Java Question

Class instantiates instances,static is class specific, then why instances don't share static attribute?


attribute is class specific, to me that means it is only an attribute of the class.I know that instances use instance variables.My question is, If I, say create a class called
and create a static attribute called
(which makes sense because being live is a static attribute of Animal),then why it won't be for instances such as
, but only the class
? They are all live too and here I can see instances are really sharing this static attribute
.Please Don't give me Java definition or oracle document definition, I know all that.As a beginner I was wondering why it's not making sense in the literal terms.

class Animal {
  int age;

The above indicates that every instance of Animal including instances of Animal's subclasses has an age, and each one is separate: Animals can't see or affect one another's ages. Internally, when you call new Animal() or new Dog(), Java sets aside space in that instance for the age.

class Animal {
  static String kingdom = "Animalia";

This one, however, indicates that the class named Animal has a property, exactly one, and it's called Animal.kingdom. That kingdom property is available without an Animal instance, and (in a hierarchy where Dog extends Animal) it appears to be available as Animal.kingdom, Dog.kingdom, someAnimalInstance.kingdom, and someDogInstance.kingdom. However, all of these are provided as a courtesy: the official accessor is Animal.kingdom, and there's only ever one regardless of however many instances (including zero) you have of Animal or its subclasses.

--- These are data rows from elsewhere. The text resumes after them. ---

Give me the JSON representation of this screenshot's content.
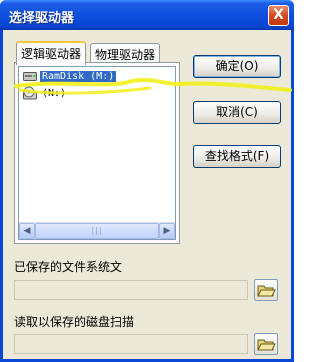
{
  "window": {
    "title": "选择驱动器",
    "close_glyph": "X"
  },
  "tabs": [
    {
      "label": "逻辑驱动器",
      "active": true
    },
    {
      "label": "物理驱动器",
      "active": false
    }
  ],
  "drives": [
    {
      "label": "RamDisk (M:)",
      "selected": true
    },
    {
      "label": "(N:)",
      "selected": false
    }
  ],
  "buttons": {
    "ok": "确定(O)",
    "cancel": "取消(C)",
    "find_format": "查找格式(F)"
  },
  "saved_fs": {
    "label": "已保存的文件系统文"
  },
  "saved_scan": {
    "label": "读取以保存的磁盘扫描"
  },
  "icons": {
    "drive": "drive-icon",
    "cd": "cd-icon",
    "folder": "open-folder-icon",
    "scroll_left": "◀",
    "scroll_right": "▶"
  },
  "colors": {
    "titlebar": "#0a45d3",
    "selection": "#316ac5",
    "highlight_marker": "#f2ef1a"
  }
}
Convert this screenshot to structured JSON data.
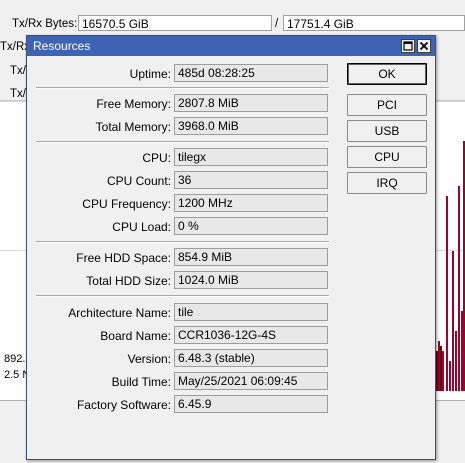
{
  "background": {
    "tx_rx_bytes_label": "Tx/Rx Bytes:",
    "tx_bytes_value": "16570.5 GiB",
    "separator": "/",
    "rx_bytes_value": "17751.4 GiB",
    "row2_label": "Tx/Rx",
    "row3_label": "Tx/",
    "row4_label": "Tx/",
    "graph_label_1": "892.",
    "graph_label_2": "2.5 N",
    "graph_bar_color": "#a0002a"
  },
  "dialog": {
    "title": "Resources",
    "restore_icon": "restore-icon",
    "close_icon": "close-icon",
    "title_color": "#3f63b4",
    "fields": {
      "uptime": {
        "label": "Uptime:",
        "value": "485d 08:28:25"
      },
      "free_memory": {
        "label": "Free Memory:",
        "value": "2807.8 MiB"
      },
      "total_memory": {
        "label": "Total Memory:",
        "value": "3968.0 MiB"
      },
      "cpu": {
        "label": "CPU:",
        "value": "tilegx"
      },
      "cpu_count": {
        "label": "CPU Count:",
        "value": "36"
      },
      "cpu_frequency": {
        "label": "CPU Frequency:",
        "value": "1200 MHz"
      },
      "cpu_load": {
        "label": "CPU Load:",
        "value": "0 %"
      },
      "free_hdd": {
        "label": "Free HDD Space:",
        "value": "854.9 MiB"
      },
      "total_hdd": {
        "label": "Total HDD Size:",
        "value": "1024.0 MiB"
      },
      "architecture": {
        "label": "Architecture Name:",
        "value": "tile"
      },
      "board_name": {
        "label": "Board Name:",
        "value": "CCR1036-12G-4S"
      },
      "version": {
        "label": "Version:",
        "value": "6.48.3 (stable)"
      },
      "build_time": {
        "label": "Build Time:",
        "value": "May/25/2021 06:09:45"
      },
      "factory_software": {
        "label": "Factory Software:",
        "value": "6.45.9"
      }
    },
    "buttons": {
      "ok": "OK",
      "pci": "PCI",
      "usb": "USB",
      "cpu": "CPU",
      "irq": "IRQ"
    }
  }
}
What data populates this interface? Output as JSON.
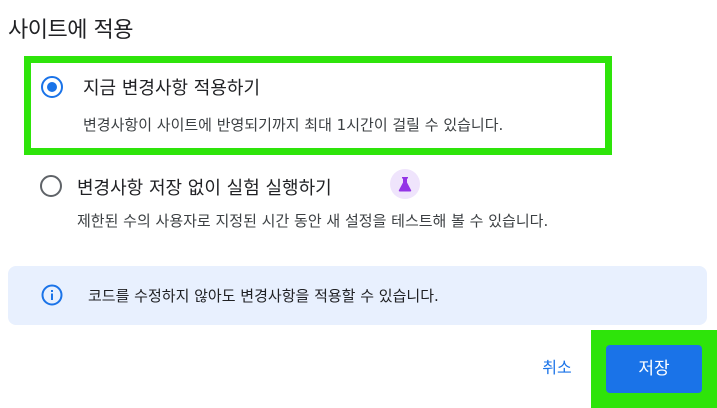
{
  "title": "사이트에 적용",
  "options": [
    {
      "label": "지금 변경사항 적용하기",
      "description": "변경사항이 사이트에 반영되기까지 최대 1시간이 걸릴 수 있습니다.",
      "selected": true
    },
    {
      "label": "변경사항 저장 없이 실험 실행하기",
      "description": "제한된 수의 사용자로 지정된 시간 동안 새 설정을 테스트해 볼 수 있습니다.",
      "selected": false,
      "badge_icon": "flask-icon"
    }
  ],
  "info": {
    "icon": "info-icon",
    "text": "코드를 수정하지 않아도 변경사항을 적용할 수 있습니다."
  },
  "actions": {
    "cancel_label": "취소",
    "save_label": "저장"
  },
  "colors": {
    "accent": "#1a73e8",
    "highlight": "#2ee40a",
    "info_bg": "#e8f0fe",
    "flask_bg": "#efe4fc",
    "flask": "#9334e6"
  }
}
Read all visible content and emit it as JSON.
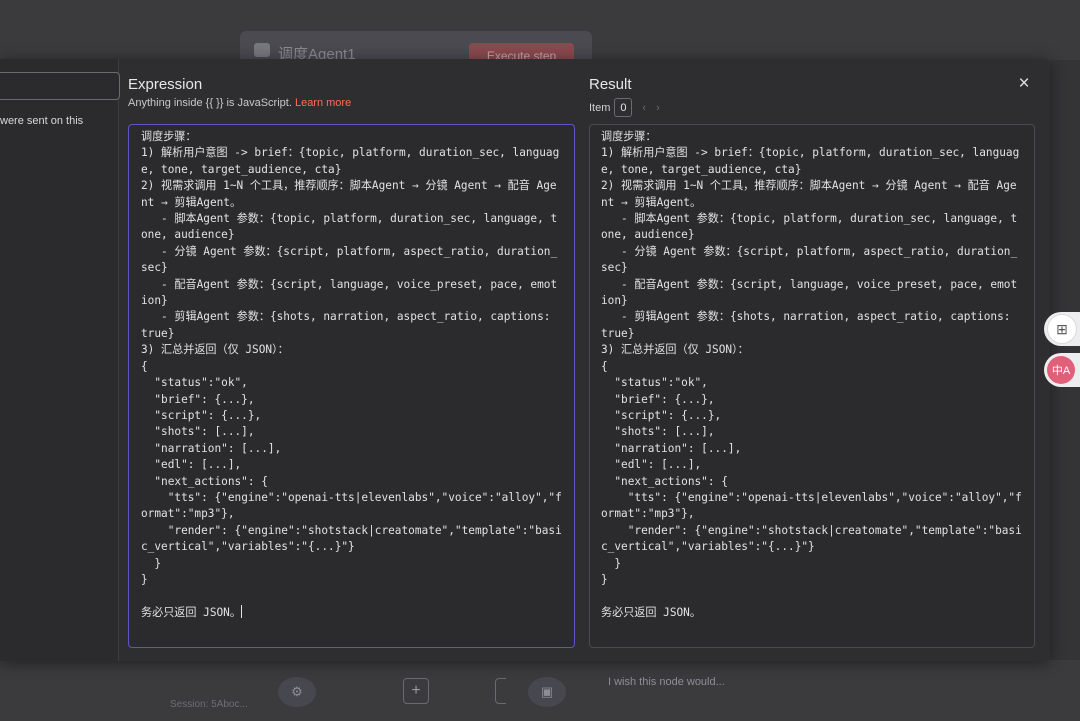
{
  "background": {
    "node_title": "调度Agent1",
    "execute_label": "Execute step",
    "left_text": "were sent on this",
    "wish_text": "I wish this node would...",
    "session_text": "Session: 5Aboc...",
    "add_label": "+"
  },
  "expression": {
    "title": "Expression",
    "hint_prefix": "Anything inside {{ }} is JavaScript.",
    "learn_more": "Learn more",
    "code": "调度步骤：\n1) 解析用户意图 -> brief：{topic, platform, duration_sec, language, tone, target_audience, cta}\n2) 视需求调用 1~N 个工具，推荐顺序：脚本Agent → 分镜 Agent → 配音 Agent → 剪辑Agent。\n   - 脚本Agent 参数：{topic, platform, duration_sec, language, tone, audience}\n   - 分镜 Agent 参数：{script, platform, aspect_ratio, duration_sec}\n   - 配音Agent 参数：{script, language, voice_preset, pace, emotion}\n   - 剪辑Agent 参数：{shots, narration, aspect_ratio, captions: true}\n3) 汇总并返回（仅 JSON）：\n{\n  \"status\":\"ok\",\n  \"brief\": {...},\n  \"script\": {...},\n  \"shots\": [...],\n  \"narration\": [...],\n  \"edl\": [...],\n  \"next_actions\": {\n    \"tts\": {\"engine\":\"openai-tts|elevenlabs\",\"voice\":\"alloy\",\"format\":\"mp3\"},\n    \"render\": {\"engine\":\"shotstack|creatomate\",\"template\":\"basic_vertical\",\"variables\":\"{...}\"}\n  }\n}\n\n务必只返回 JSON。"
  },
  "result": {
    "title": "Result",
    "item_label": "Item",
    "item_value": "0",
    "prev_arrow": "‹",
    "next_arrow": "›",
    "code": "调度步骤：\n1) 解析用户意图 -> brief：{topic, platform, duration_sec, language, tone, target_audience, cta}\n2) 视需求调用 1~N 个工具，推荐顺序：脚本Agent → 分镜 Agent → 配音 Agent → 剪辑Agent。\n   - 脚本Agent 参数：{topic, platform, duration_sec, language, tone, audience}\n   - 分镜 Agent 参数：{script, platform, aspect_ratio, duration_sec}\n   - 配音Agent 参数：{script, language, voice_preset, pace, emotion}\n   - 剪辑Agent 参数：{shots, narration, aspect_ratio, captions: true}\n3) 汇总并返回（仅 JSON）：\n{\n  \"status\":\"ok\",\n  \"brief\": {...},\n  \"script\": {...},\n  \"shots\": [...],\n  \"narration\": [...],\n  \"edl\": [...],\n  \"next_actions\": {\n    \"tts\": {\"engine\":\"openai-tts|elevenlabs\",\"voice\":\"alloy\",\"format\":\"mp3\"},\n    \"render\": {\"engine\":\"shotstack|creatomate\",\"template\":\"basic_vertical\",\"variables\":\"{...}\"}\n  }\n}\n\n务必只返回 JSON。"
  },
  "close_label": "×",
  "widgets": {
    "apps_icon": "apps-icon",
    "translate_icon": "translate-icon",
    "translate_text": "中A"
  },
  "colors": {
    "accent_link": "#ff6d5a",
    "editor_border": "#5b56c8"
  }
}
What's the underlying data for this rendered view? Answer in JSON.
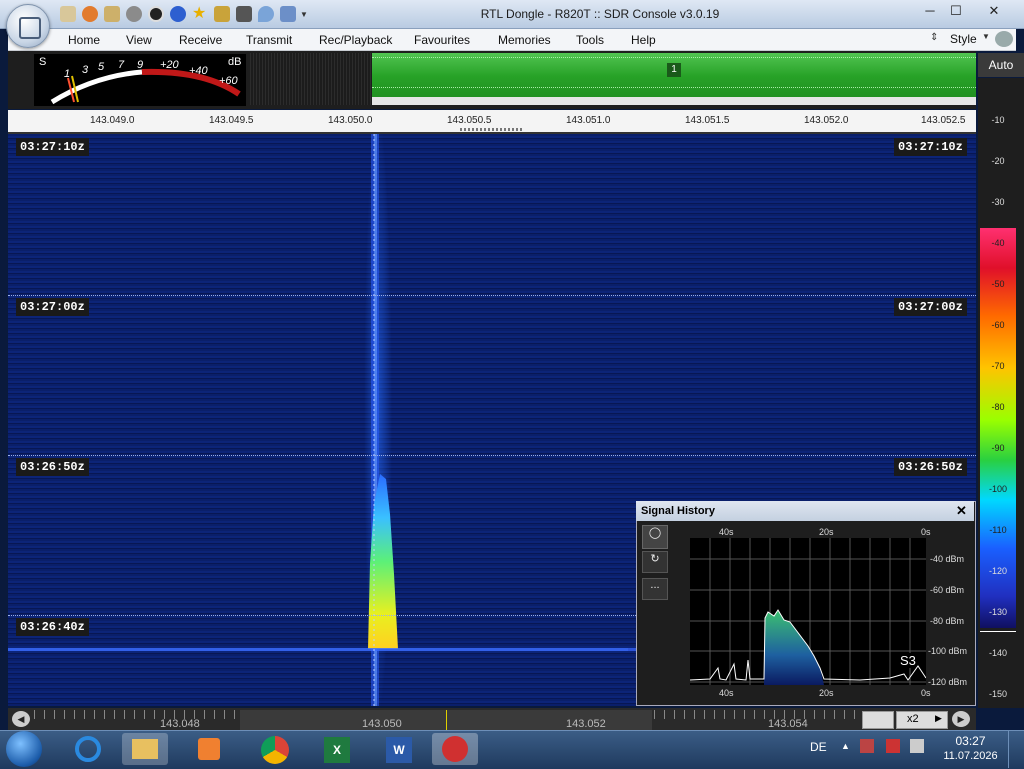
{
  "window": {
    "title": "RTL Dongle - R820T :: SDR Console v3.0.19"
  },
  "menu": {
    "items": [
      "Home",
      "View",
      "Receive",
      "Transmit",
      "Rec/Playback",
      "Favourites",
      "Memories",
      "Tools",
      "Help"
    ],
    "style_label": "Style"
  },
  "meter": {
    "s_label": "S",
    "db_label": "dB",
    "scale": [
      "1",
      "3",
      "5",
      "7",
      "9",
      "+20",
      "+40",
      "+60"
    ]
  },
  "band": {
    "marker": "1"
  },
  "freq_scale": [
    "143.049.0",
    "143.049.5",
    "143.050.0",
    "143.050.5",
    "143.051.0",
    "143.051.5",
    "143.052.0",
    "143.052.5"
  ],
  "timestamps": [
    "03:27:10z",
    "03:27:00z",
    "03:26:50z",
    "03:26:40z"
  ],
  "colour_scale": {
    "auto_label": "Auto",
    "levels": [
      "-10",
      "-20",
      "-30",
      "-40",
      "-50",
      "-60",
      "-70",
      "-80",
      "-90",
      "-100",
      "-110",
      "-120",
      "-130",
      "-140",
      "-150"
    ]
  },
  "bottom_scale": [
    "143.048",
    "143.050",
    "143.052",
    "143.054"
  ],
  "zoom": "x2",
  "signal_history": {
    "title": "Signal History",
    "top_time_labels": [
      "40s",
      "20s",
      "0s"
    ],
    "bottom_time_labels": [
      "40s",
      "20s",
      "0s"
    ],
    "dbm_labels": [
      "-40 dBm",
      "-60 dBm",
      "-80 dBm",
      "-100 dBm",
      "-120 dBm"
    ],
    "s_reading": "S3",
    "menu_btn": "..."
  },
  "taskbar": {
    "lang": "DE",
    "time": "03:27",
    "date": "11.07.2026"
  }
}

Related: Why should the static field be accessed in a static way?